● Exercise prompt
Using the records underneath, tally the lines where the word "legend" appears and please give only the count.

● Extracted data
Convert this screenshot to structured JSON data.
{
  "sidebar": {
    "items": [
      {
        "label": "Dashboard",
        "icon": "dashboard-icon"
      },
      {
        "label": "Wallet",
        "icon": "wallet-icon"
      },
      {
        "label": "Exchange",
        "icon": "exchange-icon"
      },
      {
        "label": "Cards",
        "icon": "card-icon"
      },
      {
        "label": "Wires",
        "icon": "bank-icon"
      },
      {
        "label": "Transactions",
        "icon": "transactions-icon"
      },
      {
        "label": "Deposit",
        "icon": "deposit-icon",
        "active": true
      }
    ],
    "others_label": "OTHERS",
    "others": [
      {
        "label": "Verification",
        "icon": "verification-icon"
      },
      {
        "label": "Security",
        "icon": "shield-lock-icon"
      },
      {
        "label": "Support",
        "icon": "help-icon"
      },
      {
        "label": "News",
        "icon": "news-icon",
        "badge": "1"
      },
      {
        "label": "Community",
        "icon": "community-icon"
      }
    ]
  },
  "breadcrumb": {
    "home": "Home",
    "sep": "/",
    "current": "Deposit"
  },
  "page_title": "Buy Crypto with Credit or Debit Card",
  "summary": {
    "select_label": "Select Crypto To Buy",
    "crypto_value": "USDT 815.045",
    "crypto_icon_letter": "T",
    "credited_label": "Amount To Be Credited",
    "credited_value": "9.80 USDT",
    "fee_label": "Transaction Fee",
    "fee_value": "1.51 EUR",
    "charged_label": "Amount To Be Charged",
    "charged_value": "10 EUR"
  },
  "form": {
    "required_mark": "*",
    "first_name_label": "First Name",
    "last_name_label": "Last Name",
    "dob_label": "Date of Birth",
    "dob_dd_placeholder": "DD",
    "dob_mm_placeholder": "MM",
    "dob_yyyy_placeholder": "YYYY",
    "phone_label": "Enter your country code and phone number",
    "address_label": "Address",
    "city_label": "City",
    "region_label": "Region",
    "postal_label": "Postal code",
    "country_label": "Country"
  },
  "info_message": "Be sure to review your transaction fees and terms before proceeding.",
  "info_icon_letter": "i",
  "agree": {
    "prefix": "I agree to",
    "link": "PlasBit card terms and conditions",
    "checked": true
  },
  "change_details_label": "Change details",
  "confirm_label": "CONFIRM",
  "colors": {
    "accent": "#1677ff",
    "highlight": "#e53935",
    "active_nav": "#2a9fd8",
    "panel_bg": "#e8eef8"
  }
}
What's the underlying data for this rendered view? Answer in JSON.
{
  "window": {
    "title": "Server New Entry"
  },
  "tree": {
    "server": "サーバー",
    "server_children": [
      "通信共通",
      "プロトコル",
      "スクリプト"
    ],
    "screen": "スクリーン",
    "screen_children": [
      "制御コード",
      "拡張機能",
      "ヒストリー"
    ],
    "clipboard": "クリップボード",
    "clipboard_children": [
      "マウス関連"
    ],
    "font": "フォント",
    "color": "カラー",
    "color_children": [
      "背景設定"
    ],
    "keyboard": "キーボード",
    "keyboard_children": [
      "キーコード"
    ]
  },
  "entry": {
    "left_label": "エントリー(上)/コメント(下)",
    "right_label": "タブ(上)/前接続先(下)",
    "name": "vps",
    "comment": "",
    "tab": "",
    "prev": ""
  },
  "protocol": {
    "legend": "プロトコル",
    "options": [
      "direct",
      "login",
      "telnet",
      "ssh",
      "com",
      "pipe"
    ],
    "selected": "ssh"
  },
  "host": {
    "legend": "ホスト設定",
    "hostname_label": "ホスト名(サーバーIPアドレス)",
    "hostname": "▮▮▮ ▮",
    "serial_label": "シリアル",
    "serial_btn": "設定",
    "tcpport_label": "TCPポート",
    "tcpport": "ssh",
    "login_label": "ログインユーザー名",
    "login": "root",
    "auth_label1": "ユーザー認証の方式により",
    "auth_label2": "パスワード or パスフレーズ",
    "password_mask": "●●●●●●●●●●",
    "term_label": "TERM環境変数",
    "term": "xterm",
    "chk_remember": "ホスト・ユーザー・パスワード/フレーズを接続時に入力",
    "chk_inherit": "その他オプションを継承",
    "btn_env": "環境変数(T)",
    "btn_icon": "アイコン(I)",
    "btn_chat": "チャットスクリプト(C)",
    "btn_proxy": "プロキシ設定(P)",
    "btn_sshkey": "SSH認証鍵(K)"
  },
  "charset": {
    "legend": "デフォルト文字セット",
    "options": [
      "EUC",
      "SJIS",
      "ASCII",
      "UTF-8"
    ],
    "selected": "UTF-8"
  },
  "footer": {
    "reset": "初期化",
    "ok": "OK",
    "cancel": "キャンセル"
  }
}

● Answer box
3